Cob Hill Church of Christ

By Ron Halbrook

In the foothills of the Appalachian Mountains, about 60 miles east of Lexington, sits Cob Hill, Kentucky. The eastern Kentucky towns of Irvine and Ravenna are about 13 miles from Cob Hill, on State Highway 52, which winds its way around the foot of the Hill. The area’s economy is based on farming (tobacco to sell, corn for local uses), oil, coal, and more recently factories. Some folks on Cob Hill work as far away as Mt. Sterling, Lexington, and other surrounding places. Driving up Cob Hill is something like riding the Incline at Lookout Mountain, Chattanooga. Tennessee, with the added attraction of curves; the community is necessarily on top of Cob Hill.

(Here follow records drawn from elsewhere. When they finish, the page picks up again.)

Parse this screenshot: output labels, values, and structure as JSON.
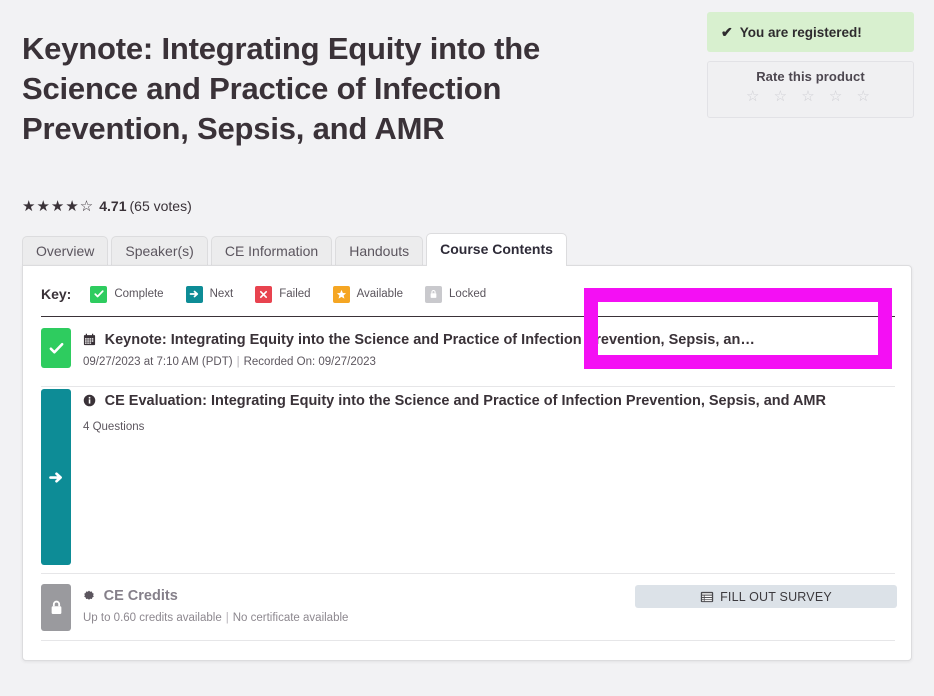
{
  "header": {
    "title": "Keynote: Integrating Equity into the Science and Practice of Infection Prevention, Sepsis, and AMR",
    "registered_badge": {
      "check_glyph": "✔",
      "label": "You are registered!",
      "background_color": "#d8f0cf"
    },
    "rate_box": {
      "label": "Rate this product",
      "stars": "☆ ☆ ☆ ☆ ☆",
      "star_count": 5,
      "filled": 0
    }
  },
  "rating": {
    "stars": "★★★★☆",
    "score": "4.71",
    "votes": "(65 votes)"
  },
  "tabs": [
    {
      "label": "Overview",
      "active": false
    },
    {
      "label": "Speaker(s)",
      "active": false
    },
    {
      "label": "CE Information",
      "active": false
    },
    {
      "label": "Handouts",
      "active": false
    },
    {
      "label": "Course Contents",
      "active": true
    }
  ],
  "panel": {
    "key": {
      "label": "Key:",
      "items": [
        {
          "label": "Complete",
          "glyph": "✔",
          "color": "#2ecc5f",
          "icon_name": "check-icon"
        },
        {
          "label": "Next",
          "glyph": "➜",
          "color": "#0d8c96",
          "icon_name": "arrow-right-icon"
        },
        {
          "label": "Failed",
          "glyph": "✖",
          "color": "#e8434f",
          "icon_name": "x-icon"
        },
        {
          "label": "Available",
          "glyph": "★",
          "color": "#f5a623",
          "icon_name": "star-icon"
        },
        {
          "label": "Locked",
          "glyph": "ὑ2",
          "color": "#c9c9cd",
          "icon_name": "lock-icon"
        }
      ]
    },
    "rows": [
      {
        "status": "complete",
        "badge_glyph": "✔",
        "badge_color": "#2ecc5f",
        "icon_name": "calendar-icon",
        "title": "Keynote: Integrating Equity into the Science and Practice of Infection Prevention, Sepsis, an…",
        "date": "09/27/2023 at 7:10 AM (PDT)",
        "separator": "|",
        "recorded": "Recorded On: 09/27/2023"
      },
      {
        "status": "next",
        "badge_glyph": "➜",
        "badge_color": "#0d8c96",
        "icon_name": "info-icon",
        "title": "CE Evaluation: Integrating Equity into the Science and Practice of Infection Prevention, Sepsis, and AMR",
        "questions": "4 Questions",
        "action_label": "FILL OUT SURVEY",
        "action_icon": "form-list-icon"
      },
      {
        "status": "locked",
        "badge_glyph": "ὑ2",
        "badge_color": "#9a9a9e",
        "icon_name": "award-badge-icon",
        "title": "CE Credits",
        "credits": "Up to 0.60 credits available",
        "separator": "|",
        "certificate": "No certificate available"
      }
    ]
  },
  "highlight": {
    "color": "#f40ff4",
    "target": "fill-out-survey-button"
  }
}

A faithful church meets here in the midst of nature’s beautiful setting, where a person can almost touch the stars at night.

When Brother Clinton Patrick came to Cob Hill from Miller’s Creek at age 9, in 1912, the church had already been planted. The log building they were meeting in at that time was also used as a  schoolhouse. One of the earliest preachers Brother Patrick heard on the Hill was Pete Leggs. With the discovery of oil came false teachers, the Odd Fellows and related lodges, and other weakening influences; the church declined.

Other men who came to Cob Hill proclaiming the gospel in the early days included Lloyd Martin and “Uncle” Green Hall. Brother Hall left the Christian Church and would not stay around anyone playing a musical instrument under any circumstances. His son George also preached but was weak about accepting exchange offers to preach at union meetinghouses, with the understanding that some denominational preacher would then speak where the brethren assembled. Sam Estes is remembered for never preaching without a plug of tobacco in his mouth–preachin’ and spittin’– though it is hoped other, better influences followed his work as well! Tom McCoy labored among the brethren for about a year. But, perhaps most interesting was another who appeared to be like Melchisedec, “without genealogy, having neither beginning of days nor end of life.” In the 1920’s, a Dutchman showed up preaching, but no one could find out where Leo W. Waggner came from. This being the days of the revived form of the Ku Klux Klan, Waggner was suspected as being a Catholic spy. If he was, his disguise was perfect because he opposed the Roman Pope in his sermons as strongly as he opposed “praying through” for salvation. When he disappeared without a trace, rumors claimed he ran off after robbing a post office, or was murdered for a few dollars, or was “put away” for spy activities on behalf of Catholicism. William M. Warner also preached in the 20’s, but later defended instruments in worship.

During World War II, “certain men crept in unawares” sowing the seeds of premillennialism. Jim Forrester, who “brothered” the denominationalists, labored to establish this doctrine. Others during the 1940’s included a Baber, and Burt Martin. All these could be expected to oppose “movie going,” but not the traditions of men in religion. The aged John M. Stuart, known as “Mat,” sometime preached on the Hill; though not millennial, he tried to plant the no-class position. As the millennialists gained ascendency, the Patricks began worshipping with the new church in West Irvine in the 1950’s. Also, the millennialists had not liked brother Patrick inviting Henry S. Ficklin of Owingsville to preach, nor was Brother Ficklin’s opposition to tobacco ever appreciated on the Hill.

Alvin Holt’s successful tent meeting at West Irvine had established the work there. But it was not long until the influence of men like Basil Overton and W.L. Totty helped carry the church into institutionalism, in spite of labors by Houston Gately and others. Brethren began meeting again on the Hill, not with the millennialists this time, but in Lloyd Hall’s (grandson of “Uncle” Green) store house. Houston Gately and his father Jesse labored among the brethren, and Howard See came from Lexington to help when he could.

In the 60’s and 70’s, the work has continued with a new meetinghouse and regular or semi-regular preaching by Sam Watkins, Paul H. Grimes, Dorsey and his son Freddy Galbreath, and recently Bob Blevins sharing the load with Bill Cameron. Meetings have been held by Robert Dillinger (cousin of the notorious criminal John, and pallbearer at his funeral), Bob Crawley, Bobby Witherington, Paul K. Williams, Harry L. Lewis, Neil Mohon, Paul Earnhart, Ron Halbrook, and others. Though Baptist, Methodist and Christian churches are strong in this area, so-called Pentecostalism is dominant. Attendance among the brethren numbers 30-40, with meetings on Sunday at 9:55 a.m., 10:30 a.m., and 6:00 p.m. There have been at times study and singing on Saturday evening and Wednesday evening services. A good training class has been conducted and four or five gospel meetings are held each year.

[Truth Magazine XXIII, 12 (Mar. 22, 1979):194]